Published 2009 

The aim of this report is to showcase research and findings of how inland waterways in England and Wales can assist in mitigating for and adapting to the effects of climate change. This scoping report highlights the ‘most likely’ impacts of climate change and the potential consequences for inland waterways in England and Wales. It then identifies and assesses a range of potentially appropriate measures through which:

  • changes in use of the waterways could contribute to reducing the extent of climate change (mitigation); and
  • management of waterways may be modified to prepare for the anticipated effects of climate change (adaptation).

The Key Conclusions

The main mitigation opportunities are through reducing emissions of carbon dioxide by:

  • increasing the amount of freight transported on the waterways instead of by road;
  • reducing energy use associated with waterway infrastructure (including use of waterways as heat sources or sinks for heating or cooling adjacent buildings);
  • developing renewable energy sources, such as hydropower; and
  • reducing vessel emissions through improved design and improved practice by users.
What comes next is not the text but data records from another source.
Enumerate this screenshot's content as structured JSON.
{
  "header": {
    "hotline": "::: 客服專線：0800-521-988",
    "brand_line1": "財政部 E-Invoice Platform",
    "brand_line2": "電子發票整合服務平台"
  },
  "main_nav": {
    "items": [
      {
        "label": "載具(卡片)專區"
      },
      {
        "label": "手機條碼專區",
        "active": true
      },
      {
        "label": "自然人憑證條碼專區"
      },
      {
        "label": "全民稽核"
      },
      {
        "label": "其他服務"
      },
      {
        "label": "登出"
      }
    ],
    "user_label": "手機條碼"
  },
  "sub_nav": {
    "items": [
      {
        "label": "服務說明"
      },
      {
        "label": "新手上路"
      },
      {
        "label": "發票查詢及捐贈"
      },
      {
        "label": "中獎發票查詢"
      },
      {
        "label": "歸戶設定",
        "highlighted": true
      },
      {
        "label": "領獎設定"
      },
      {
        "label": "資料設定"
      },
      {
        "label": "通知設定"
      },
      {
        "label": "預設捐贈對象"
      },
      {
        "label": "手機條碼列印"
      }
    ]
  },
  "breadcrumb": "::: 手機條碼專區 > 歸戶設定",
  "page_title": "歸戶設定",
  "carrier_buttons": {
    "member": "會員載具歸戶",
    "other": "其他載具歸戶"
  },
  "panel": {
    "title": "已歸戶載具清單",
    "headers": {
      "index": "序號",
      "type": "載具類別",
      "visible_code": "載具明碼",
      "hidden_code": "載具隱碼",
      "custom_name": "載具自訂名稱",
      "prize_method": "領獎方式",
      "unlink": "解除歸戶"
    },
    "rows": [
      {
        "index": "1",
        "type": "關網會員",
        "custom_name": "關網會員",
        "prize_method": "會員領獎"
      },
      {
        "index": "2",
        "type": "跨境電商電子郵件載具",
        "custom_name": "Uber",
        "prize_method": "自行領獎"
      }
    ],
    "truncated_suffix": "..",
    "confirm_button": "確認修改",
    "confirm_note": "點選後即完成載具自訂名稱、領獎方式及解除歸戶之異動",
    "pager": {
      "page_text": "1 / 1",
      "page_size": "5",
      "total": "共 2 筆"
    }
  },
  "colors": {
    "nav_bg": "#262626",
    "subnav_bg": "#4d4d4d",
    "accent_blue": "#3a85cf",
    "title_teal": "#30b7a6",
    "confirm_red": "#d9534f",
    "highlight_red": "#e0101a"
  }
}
Adaptation for the effects of changes in rainfall may involve:

  • improved systems for collection and analysis of hydrological data to help plan for anticipated drier summers and wetter winters;
  • adapting structures to accommodate greater flood flows and increased water levels;
  • improved advice to users on ‘Strong Stream’ conditions and provision of safe havens;
  • water conservation and storage to provide for navigation needs in dry summers.

Adaptation for the effects of changes in sedimentation may involve:

  • limitation of sediment inputs from land by use of buffer strips and silt traps;
  • encouragement of better design of boat hulls (eco-hulls) to reduce bank erosion;
  • optimising dredging methods and timing to protect water quality and ecology.

Adaptation for the effects of increases in temperature may involve:

  • changes in management of bankside and aquatic habitat in response to increased plant growth and a need to minimise the spread of alien species;
  • steps to maintain adequate concentrations dissolved oxygen to support aquatic life;
  • accommodation of increased demand for recreational use of waterways.